DESCRIPTION OF THE TASK
Set down all of the entries below exactly, and omit the pictures.

INPUT DATA
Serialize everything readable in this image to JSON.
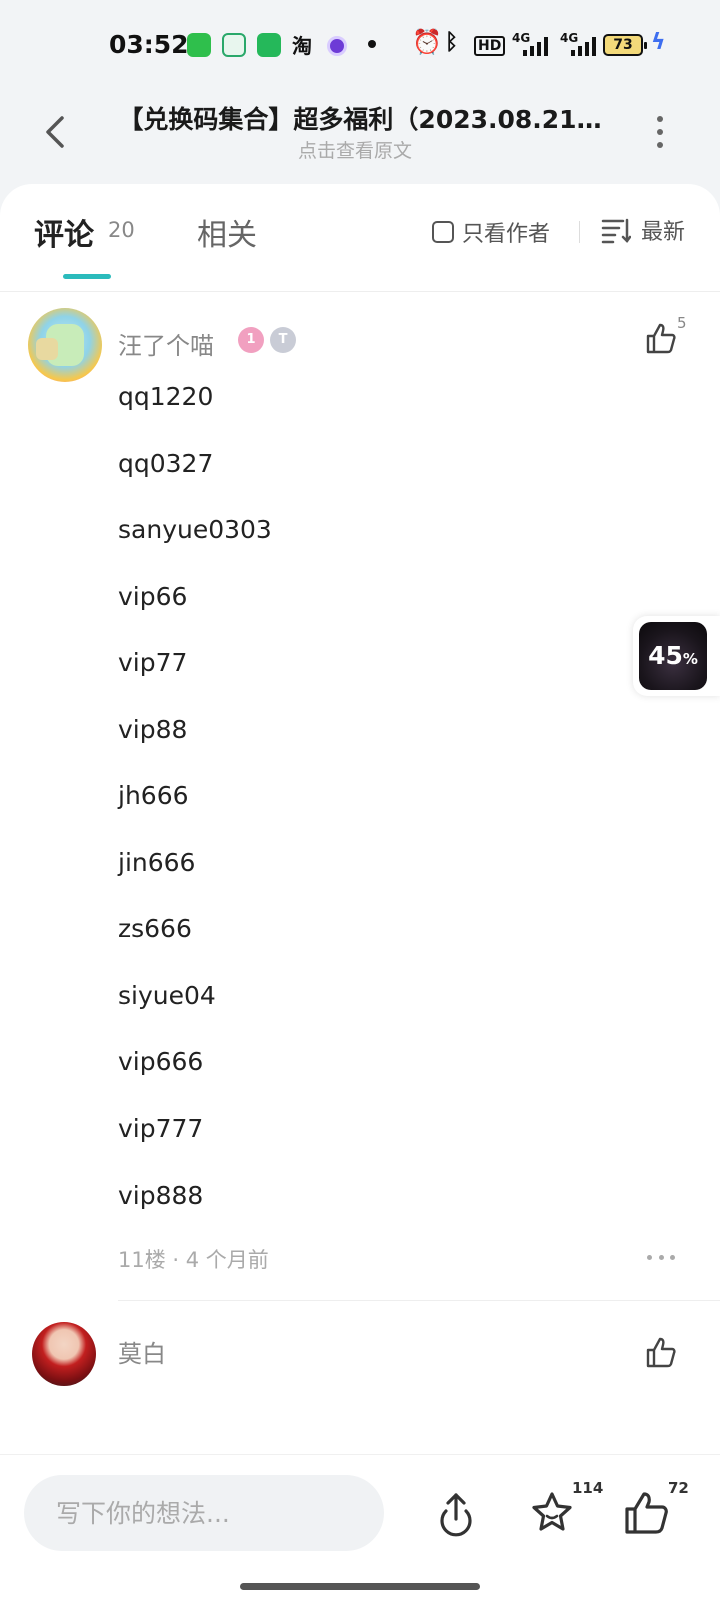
{
  "status_bar": {
    "time": "03:52",
    "app_icons": [
      "app-grid-icon",
      "home-app-icon",
      "chat-app-icon",
      "taobao-icon",
      "media-app-icon"
    ],
    "taobao_label": "淘",
    "hd_label": "HD",
    "signal1_label": "4G",
    "signal2_label": "4G",
    "battery": "73"
  },
  "header": {
    "title": "【兑换码集合】超多福利（2023.08.21…",
    "subtitle": "点击查看原文"
  },
  "tabs": {
    "comments_label": "评论",
    "comments_count": "20",
    "related_label": "相关",
    "author_only_label": "只看作者",
    "sort_label": "最新"
  },
  "comments": [
    {
      "username": "汪了个喵",
      "badge_level": "1",
      "badge_t": "T",
      "likes": "5",
      "codes": [
        "qq1220",
        "qq0327",
        "sanyue0303",
        "vip66",
        "vip77",
        "vip88",
        "jh666",
        "jin666",
        "zs666",
        "siyue04",
        "vip666",
        "vip777",
        "vip888"
      ],
      "meta": "11楼 · 4 个月前"
    },
    {
      "username": "莫白"
    }
  ],
  "float_badge": {
    "value": "45",
    "unit": "%"
  },
  "bottom_bar": {
    "input_placeholder": "写下你的想法...",
    "favorites_count": "114",
    "likes_count": "72"
  },
  "colors": {
    "accent": "#2bbbbc",
    "background": "#f2f4f6"
  }
}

EXERCISE RESULT
Serialize everything readable in this image to JSON.
{
  "status_bar": {
    "time": "03:52",
    "app_icons": [
      "app-grid-icon",
      "home-app-icon",
      "chat-app-icon",
      "taobao-icon",
      "media-app-icon"
    ],
    "taobao_label": "淘",
    "hd_label": "HD",
    "signal1_label": "4G",
    "signal2_label": "4G",
    "battery": "73"
  },
  "header": {
    "title": "【兑换码集合】超多福利（2023.08.21…",
    "subtitle": "点击查看原文"
  },
  "tabs": {
    "comments_label": "评论",
    "comments_count": "20",
    "related_label": "相关",
    "author_only_label": "只看作者",
    "sort_label": "最新"
  },
  "comments": [
    {
      "username": "汪了个喵",
      "badge_level": "1",
      "badge_t": "T",
      "likes": "5",
      "codes": [
        "qq1220",
        "qq0327",
        "sanyue0303",
        "vip66",
        "vip77",
        "vip88",
        "jh666",
        "jin666",
        "zs666",
        "siyue04",
        "vip666",
        "vip777",
        "vip888"
      ],
      "meta": "11楼 · 4 个月前"
    },
    {
      "username": "莫白"
    }
  ],
  "float_badge": {
    "value": "45",
    "unit": "%"
  },
  "bottom_bar": {
    "input_placeholder": "写下你的想法...",
    "favorites_count": "114",
    "likes_count": "72"
  },
  "colors": {
    "accent": "#2bbbbc",
    "background": "#f2f4f6"
  }
}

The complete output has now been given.